'How to wear' instructions on a headscarf. Should anyone try this at home? I did!

Monday, 5 May 2014

Manchester, North Quarter, springtime

In Manchester a fortnight ago to catch a flight, I took a detour off the main drag and found myself in the 'North Quarter', an area which has had a cultural renaissance in recent years. The spring light was lovely, and did interesting things to the collection of buildings -- some grand, some ramshackle -- in the area. And the city's emphasis on music, fashion and food was everywhere in evidence .

 This was taken in a back street near Piccadilly Station -- so not strictly in the North Quarter -- but I liked how old and new and light and dark worked together here.

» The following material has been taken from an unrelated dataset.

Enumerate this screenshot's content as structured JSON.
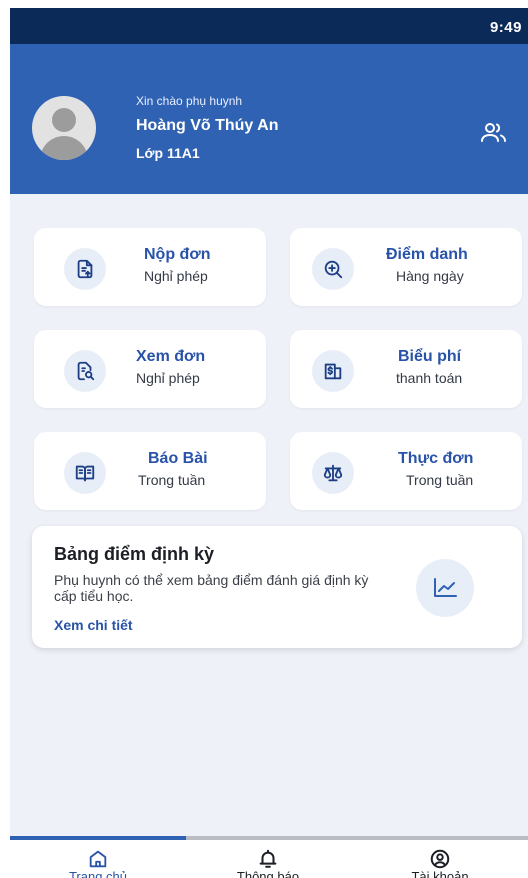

Sachas 'Art Deco' style Hotel (it doesn't seem to get great reviews), in the 'heart' of the North Quarter. The shadows are interesting here, too. I toyed with saving the picture in black and white but then you wouldn't have seen the lovely gold and red features.

This is 'North Tea Power' cafe in the North Quarter. Love the name; love the blossom. And they serve tea in cafetieres...

One of the main streets in the North Quarter. I love the juxtaposition of old shop fronts, building numbers, street signs and new frontages for vintage and record shops. The colours really 'pop' too.

Someone got there first! A proper photographer takes a photograph of Piccadilly Records, North Quarter.

Monday, 31 March 2014

What's in a frame? Image, boundary, text

As a long-term admirer (though not so much as a connoisseur) of Pre-Raphaelite art, I have always been fascinated by the ways in which the Pre-Raphaelites (some of whom were poets as well as artists) framed their paintings with words and images. There is a brilliant blog on all things Frames written by a Courthauld-trained picture frame historian, and she has several posts on Pre-Raphaelite frames. Anyway because of this interest I have been (unconsciously) taking framed photos for a while now, and in some of them the frames are accompanied by text. I guess on an obvious level it gives you a framework (ahem) within which to work, but beyond that there is something satisfying about the ways in which images generate their own boundaries: sometimes through accident, and sometimes by design. All the pictures below have been taken, again, in either Oxford or London.

 The Savoy sweet shop, The Strand, London, 19 December 2013: a rather saccharine (cynical?) frame perhaps?. (Wish I'd taken this slightly more to the left).

View from my flat, East Oxford, Christmas Day 2013: do Christmas cards count as 'text'?

By Donnington Bridge, Oxford, 11 January 2014: not quite a frame, perhaps, but I like how the notice tries to write the scene, and the gate delineates the boundary. The 'purple' tree was a happy accident.

Sunset from my flat, East Oxford, 15 March 2014: I am lucky that my flat faces west! I like how the scene isn't quite what you would call beautiful -- it's as if the houses and cars are oblivious to what's going on in the sky above.
Garden view, Herne Hill, London, 22 March 2014: I like how the Victorian window frames actually cut through the scene rather uncertainly, in contrast to the jutting extension to the left. The garden walls and fences add more delineation, making a usually familiar view slightly unsettling (& askew).

 M Bar, Leadenhall Market, City of London, 26 March 2014: this old-style Italian bar is beautifully designed, so generated its own frames really. Yet it is not a flawless scene, by any measure. The glass cabinet at the front seems, on further inspection, to be full of bags (used for storage, perhaps); and are those Walker's crisps packets above? But I do love how the man on the left is taking a moment to eat his lunch, and drink his wine, looking out through the window at another scene entirely.

For CW

Sunday, 23 March 2014

What's in a name? Oxford (and London) streets...

As someone who lives and works in a place associated traditionally with history and learning, it might come as a surprise to see that all of these photos (apart from 'Tubbs Road', which as you can see is North London) were taken in Oxford. I like thinking about the ways in which street names and their environments play against, or with, each other.

Hertford Street, East Oxford, 19 January

Tubbs Road, Harlesden, London, 25 January
Walton Lane, off Worcester Place, Oxford, 12 March
St. John Street, Oxford, 19 February

Leopold Street, East Oxford, 23 March